He had been involved in a car crash with his girlfriend, emerging unharmed due to the airbag installed in the car. This incident also inspired some of Radiohead's other lyrics, such as those from Stupid Car , and Killer Cars. Thom said in an interview about Airbag :. Retrieved 6 July Retrieved 2 July Drowned in Sound. The Guardian.
August The Observer. Retrieved 4 January Retrieved 1 July Retrieved 19 April Retrieved 21 May Retrieved 20 January Hung Medien. GfK Entertainment Charts. Retrieved July Polish Society of the Phonographic Industry. Retrieved 31 July Retrieved 1 June Randall, Mac Exit Music: The Radiohead Story. New York: Delta Trade Paperbacks. As such, track lengths shown are simply a best approximation. On her 70th birthday, we took her to Paris to see us play at the Zenith.
It was very sweet. Phil Selway drums : We realized there was something that had a lot of potential. Musically it was kind of exciting, but we hardly did any gigs for that first five years.
It was just us getting together in practice halls wherever we could find to rehearse. And I think you can actually acquire some fairly grandiose ideas about how good you are. Jonny Greenwood guitar : We just got loads of pleasure from rehearsing and writing music and recording. I can remember one winter they came back from college and we just rehearsed every day of the week up until Christmas Day. And then after Christmas everyone went back to college.
I guess we were just very into kind of hearing ourselves and hearing each other. Looking back now at those early songs, I realize how surprisingly well-written they were, and how good Thom was already when he was It was exploring. And musically we were exploring. By the end of that period, or the middle of that period, there was the Pixies, Happy Mondays and Stone Roses and all these things.
We dipped our toe, not very effectively, in each. But in doing so we came out with a sound. We came up with our thing. Thom Yorke: We got destroyed for signing to a major label. And they were the ones that believed in us. Colin Greenwood: A lot of those indie labels were labels that were owned by major labels. It was a weird bunch of coincidences more than anything.
It was [that] our managers knew people at the record company. It took off first in Tel Aviv and slowly broke all over the world over the course of a year.
They supported it with a tour that took them to America for the first time. We were giddy. Thom Yorke: Having a big hit was a bit of a mind-fuck on one level, but it was extremely useful on another level. It was like a pass that allowed us to do whatever the fuck we wanted for a few years. Thom Yorke: I remember we arrived in America the first time. And then suddenly, here, we had a tour bus and we were being woken up early in the morning to go and play on radio stations.
We were told we had to meet a lot of people and talk to a lot of people, so we met a lot of people, we talked to a lot of people, we played endlessly. Jonny Greenwood: We were always disgusted by the British attitude toward America, which was always quite condescending.
But we were just excited to go see San Francisco. See Portland. What could be more exciting than that? See the country. It was kind of more tourism than ambition, really.
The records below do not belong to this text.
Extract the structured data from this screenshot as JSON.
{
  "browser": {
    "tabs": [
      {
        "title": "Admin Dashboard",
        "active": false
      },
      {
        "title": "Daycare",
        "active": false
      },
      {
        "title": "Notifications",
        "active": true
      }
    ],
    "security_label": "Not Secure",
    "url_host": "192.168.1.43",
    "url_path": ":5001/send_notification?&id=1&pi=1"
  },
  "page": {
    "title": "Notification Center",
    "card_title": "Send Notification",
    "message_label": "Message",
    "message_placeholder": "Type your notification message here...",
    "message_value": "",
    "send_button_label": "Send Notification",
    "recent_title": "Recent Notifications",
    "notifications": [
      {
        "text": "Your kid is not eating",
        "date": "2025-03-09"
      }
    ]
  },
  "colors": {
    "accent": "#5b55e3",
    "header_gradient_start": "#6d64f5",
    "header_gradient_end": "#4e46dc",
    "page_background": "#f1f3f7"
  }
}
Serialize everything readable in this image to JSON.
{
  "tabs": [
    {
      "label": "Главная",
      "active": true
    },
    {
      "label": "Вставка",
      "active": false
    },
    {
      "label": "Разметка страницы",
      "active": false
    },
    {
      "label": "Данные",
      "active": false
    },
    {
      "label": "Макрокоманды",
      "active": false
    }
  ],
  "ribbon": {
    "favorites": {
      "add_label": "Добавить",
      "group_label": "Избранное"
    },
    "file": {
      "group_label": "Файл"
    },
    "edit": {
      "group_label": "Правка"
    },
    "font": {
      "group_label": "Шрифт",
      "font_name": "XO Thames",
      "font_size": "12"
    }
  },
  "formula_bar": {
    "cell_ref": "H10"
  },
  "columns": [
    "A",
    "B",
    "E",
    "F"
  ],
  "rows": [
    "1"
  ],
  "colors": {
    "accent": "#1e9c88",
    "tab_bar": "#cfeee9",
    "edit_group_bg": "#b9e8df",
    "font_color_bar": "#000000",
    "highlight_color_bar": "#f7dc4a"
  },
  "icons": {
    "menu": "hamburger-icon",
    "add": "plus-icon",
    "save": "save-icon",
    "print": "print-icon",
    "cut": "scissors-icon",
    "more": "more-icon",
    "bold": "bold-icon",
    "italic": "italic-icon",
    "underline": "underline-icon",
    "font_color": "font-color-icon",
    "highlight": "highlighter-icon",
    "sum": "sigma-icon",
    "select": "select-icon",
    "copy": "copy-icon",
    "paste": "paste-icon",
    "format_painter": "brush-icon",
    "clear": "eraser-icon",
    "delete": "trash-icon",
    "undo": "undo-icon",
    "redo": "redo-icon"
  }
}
It was waking up early and being in a new city and having a whole day there before the concert. Just amazing. Then you do a concert, get on a bus and you fall asleep and you wake up somewhere else. We broke even on that first record.
They basically let us get on with it. Phil Selway: The initial sessions for The Bends were quite stilted. Some good stuff came out of it. The great thing about [ Bends producer] John Leckie was nothing seemed to phase him.
We were sort of rabbit-in-the-headlights some of the time. Colin Greenwood: Bless John Leckie. He was very patient with us. We were aware that what we were going to release would have scrutiny after the first record. We used to hang out with Nigel and he was amazing. We love him so much. Nigel Godrich: They were under intense pressure.
That they had a lot of material, a lot of good songs, and they were being pushed in a certain direction. People from the label would visit and it got very uncomfortable. Thom called me a few months after I thought the album was done and asked if I could record them in their rehearsal space. It also became very, very clear that Thom is a very, very gifted writer. IV: The Endless Bends Tour To support the Bends, Radiohead went on a grueling tour between early and late that would take them all over the planet many times over.
Jonny Greenwood: We never got into that fog of not knowing exactly where we were. It was fun. It was good. Always a blast. We played a lot of cards. I know it just from all the R. And you want to feel the real thing.
And personally speaking, I loved it. Everybody had a sense of purpose. We just had this thing about wanting to get better. What can we do? I loved and adored practically every second of it.
And the headliner would come on. My memory of that time was that everything was very sweaty. It's a thoroughly astonishing demonstration of musical virtuosity and becomes even more impressive with repeated listens, which reveal subtleties like electronica rhythms, eerie keyboards, odd time signatures, and complex syncopations.